Some scientists speculate that they engage in these behaviors to capture a gulp of air which they can store in their pharyngobranchial organ (the back of their throat) so that they can dive to the bottom where they feed and where there is not much oxygen in the water. They jump more when the water's oxygen content is low, so this may be a reasonable explanation.
At one point I remarked that I hoped we wouldn't have any fish jump into the boat this time. It was not to be and a large striped mullet landed at my feet. In this video it happens at about 3:02 in the clip, but it is off camera. You can hear K's laughter and the fish flopping around on the deck until she scoops it up in her hands and sends it back into the lake. I then mopped up the deck with a cloth until we no longer smelled like a fishing boat. (No offense to my fishermen friends intended.) Enlarged view highly recommended.

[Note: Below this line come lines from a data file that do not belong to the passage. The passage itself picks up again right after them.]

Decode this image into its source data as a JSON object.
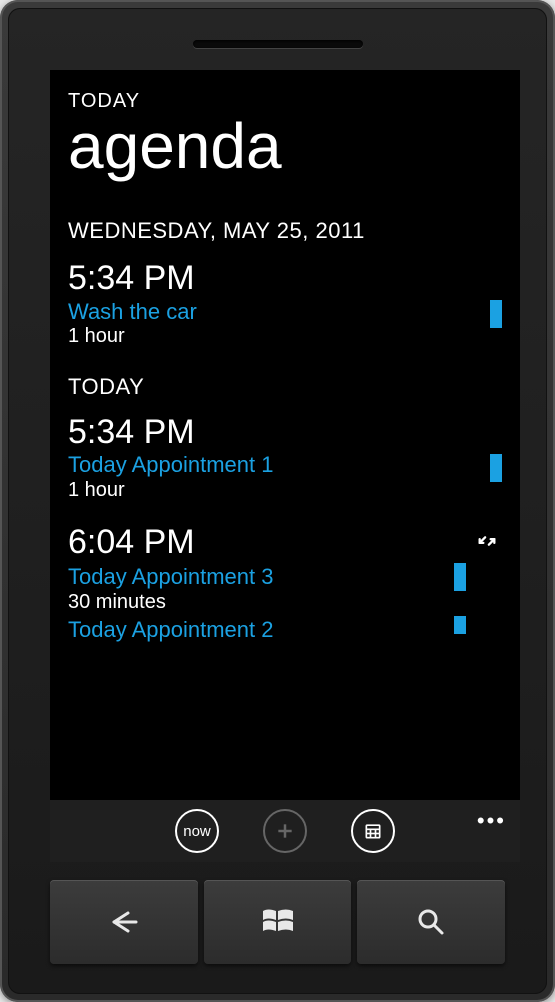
{
  "colors": {
    "accent": "#1ba1e2",
    "text": "#ffffff",
    "muted": "#666666",
    "appbar_bg": "#1f1f1f"
  },
  "header": {
    "small": "TODAY",
    "large": "agenda"
  },
  "groups": [
    {
      "heading": "WEDNESDAY, MAY 25, 2011",
      "items": [
        {
          "time": "5:34 PM",
          "entries": [
            {
              "title": "Wash the car",
              "duration": "1 hour"
            }
          ],
          "conflict": false
        }
      ]
    }
  ],
  "sections": [
    {
      "label": "TODAY",
      "items": [
        {
          "time": "5:34 PM",
          "entries": [
            {
              "title": "Today Appointment 1",
              "duration": "1 hour"
            }
          ],
          "conflict": false
        },
        {
          "time": "6:04 PM",
          "entries": [
            {
              "title": "Today Appointment 3",
              "duration": "30 minutes"
            },
            {
              "title": "Today Appointment 2",
              "duration": ""
            }
          ],
          "conflict": true
        }
      ]
    }
  ],
  "appbar": {
    "now_label": "now",
    "add_label": "+",
    "month_label": "calendar",
    "more_icon": "more-icon"
  },
  "hardware": {
    "back": "back-button",
    "start": "start-button",
    "search": "search-button"
  }
}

When it got to about 11 knots I stopped taking video and headed for the dock. This a busy time as we must raise the centerboard "sukoshi" - enough to keep from hitting bottom at the dock depending on how much water is in the lake I (test this before we shove off to see exactly how much room we have). Depending on how much this is, it makes sailing in a strong breeze even more difficult as without full centerboard we drift downwind more and heel over more easily. K must handle the gaff so that she can grab the line of the dock when I make the approach and pull us to it so she can jump off and tie us up before we are blown away from it. I don't recall any of these difficulties in Southern California, since I always sailed in a protected harbor (Santa Barbara, Marina Del Rey, Mission Bay) and the wind is seldom more than about 4 or 5 knots.
At Mama's Kitchen I had pasta in a spicy tomato sauce with mushrooms and zucchini. K had pasta in cream sauce with mushrooms and tuna and something else, of which I am sure she will remind me. ;)
For dessert, it was fruit for me and cake for K. Well deserved reward for her exceptional crewing.
Our routine may seem, well, routine, but it is something we relish. Especially as our 2011 season was shortened by an earthquake and nuclear disaster and last year's by my medical follies. It's great to be able to go sailing whenever weather and personal schedules permit. We are sailing with an attitude of gratitude.
Until next, sweet sailing.